__Exercise details__
Below are some records. Set each one down exactly as it reads.

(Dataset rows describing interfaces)
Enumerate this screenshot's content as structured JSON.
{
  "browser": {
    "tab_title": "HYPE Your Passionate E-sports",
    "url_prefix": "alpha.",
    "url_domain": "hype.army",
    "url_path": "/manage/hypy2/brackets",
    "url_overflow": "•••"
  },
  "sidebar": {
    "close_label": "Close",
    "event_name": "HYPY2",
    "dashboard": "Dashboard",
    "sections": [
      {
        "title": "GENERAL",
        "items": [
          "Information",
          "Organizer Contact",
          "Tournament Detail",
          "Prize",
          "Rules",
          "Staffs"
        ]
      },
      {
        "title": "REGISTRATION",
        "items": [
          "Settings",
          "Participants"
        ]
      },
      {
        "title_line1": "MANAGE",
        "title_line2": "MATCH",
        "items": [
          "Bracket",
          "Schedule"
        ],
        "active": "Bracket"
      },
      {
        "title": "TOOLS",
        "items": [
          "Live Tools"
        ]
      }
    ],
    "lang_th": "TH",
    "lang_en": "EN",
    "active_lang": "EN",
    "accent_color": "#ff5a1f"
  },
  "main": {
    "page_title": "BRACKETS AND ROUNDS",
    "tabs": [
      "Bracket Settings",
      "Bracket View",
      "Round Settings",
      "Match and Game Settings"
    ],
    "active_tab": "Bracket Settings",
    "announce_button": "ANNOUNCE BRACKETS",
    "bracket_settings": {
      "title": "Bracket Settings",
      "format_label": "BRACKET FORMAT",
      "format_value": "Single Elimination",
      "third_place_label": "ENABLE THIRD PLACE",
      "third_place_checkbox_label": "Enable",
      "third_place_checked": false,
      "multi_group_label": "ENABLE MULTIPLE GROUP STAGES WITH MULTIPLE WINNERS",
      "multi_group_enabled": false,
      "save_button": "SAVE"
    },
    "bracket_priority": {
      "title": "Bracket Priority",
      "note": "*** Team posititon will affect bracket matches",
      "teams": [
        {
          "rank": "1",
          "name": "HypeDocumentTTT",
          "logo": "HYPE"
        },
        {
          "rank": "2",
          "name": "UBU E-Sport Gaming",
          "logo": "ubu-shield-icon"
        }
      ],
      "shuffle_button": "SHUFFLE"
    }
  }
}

__Solution to this task__
Enumerate this screenshot's content as structured JSON.
{
  "browser": {
    "tab_title": "HYPE Your Passionate E-sports",
    "url_prefix": "alpha.",
    "url_domain": "hype.army",
    "url_path": "/manage/hypy2/brackets",
    "url_overflow": "•••"
  },
  "sidebar": {
    "close_label": "Close",
    "event_name": "HYPY2",
    "dashboard": "Dashboard",
    "sections": [
      {
        "title": "GENERAL",
        "items": [
          "Information",
          "Organizer Contact",
          "Tournament Detail",
          "Prize",
          "Rules",
          "Staffs"
        ]
      },
      {
        "title": "REGISTRATION",
        "items": [
          "Settings",
          "Participants"
        ]
      },
      {
        "title_line1": "MANAGE",
        "title_line2": "MATCH",
        "items": [
          "Bracket",
          "Schedule"
        ],
        "active": "Bracket"
      },
      {
        "title": "TOOLS",
        "items": [
          "Live Tools"
        ]
      }
    ],
    "lang_th": "TH",
    "lang_en": "EN",
    "active_lang": "EN",
    "accent_color": "#ff5a1f"
  },
  "main": {
    "page_title": "BRACKETS AND ROUNDS",
    "tabs": [
      "Bracket Settings",
      "Bracket View",
      "Round Settings",
      "Match and Game Settings"
    ],
    "active_tab": "Bracket Settings",
    "announce_button": "ANNOUNCE BRACKETS",
    "bracket_settings": {
      "title": "Bracket Settings",
      "format_label": "BRACKET FORMAT",
      "format_value": "Single Elimination",
      "third_place_label": "ENABLE THIRD PLACE",
      "third_place_checkbox_label": "Enable",
      "third_place_checked": false,
      "multi_group_label": "ENABLE MULTIPLE GROUP STAGES WITH MULTIPLE WINNERS",
      "multi_group_enabled": false,
      "save_button": "SAVE"
    },
    "bracket_priority": {
      "title": "Bracket Priority",
      "note": "*** Team posititon will affect bracket matches",
      "teams": [
        {
          "rank": "1",
          "name": "HypeDocumentTTT",
          "logo": "HYPE"
        },
        {
          "rank": "2",
          "name": "UBU E-Sport Gaming",
          "logo": "ubu-shield-icon"
        }
      ],
      "shuffle_button": "SHUFFLE"
    }
  }
}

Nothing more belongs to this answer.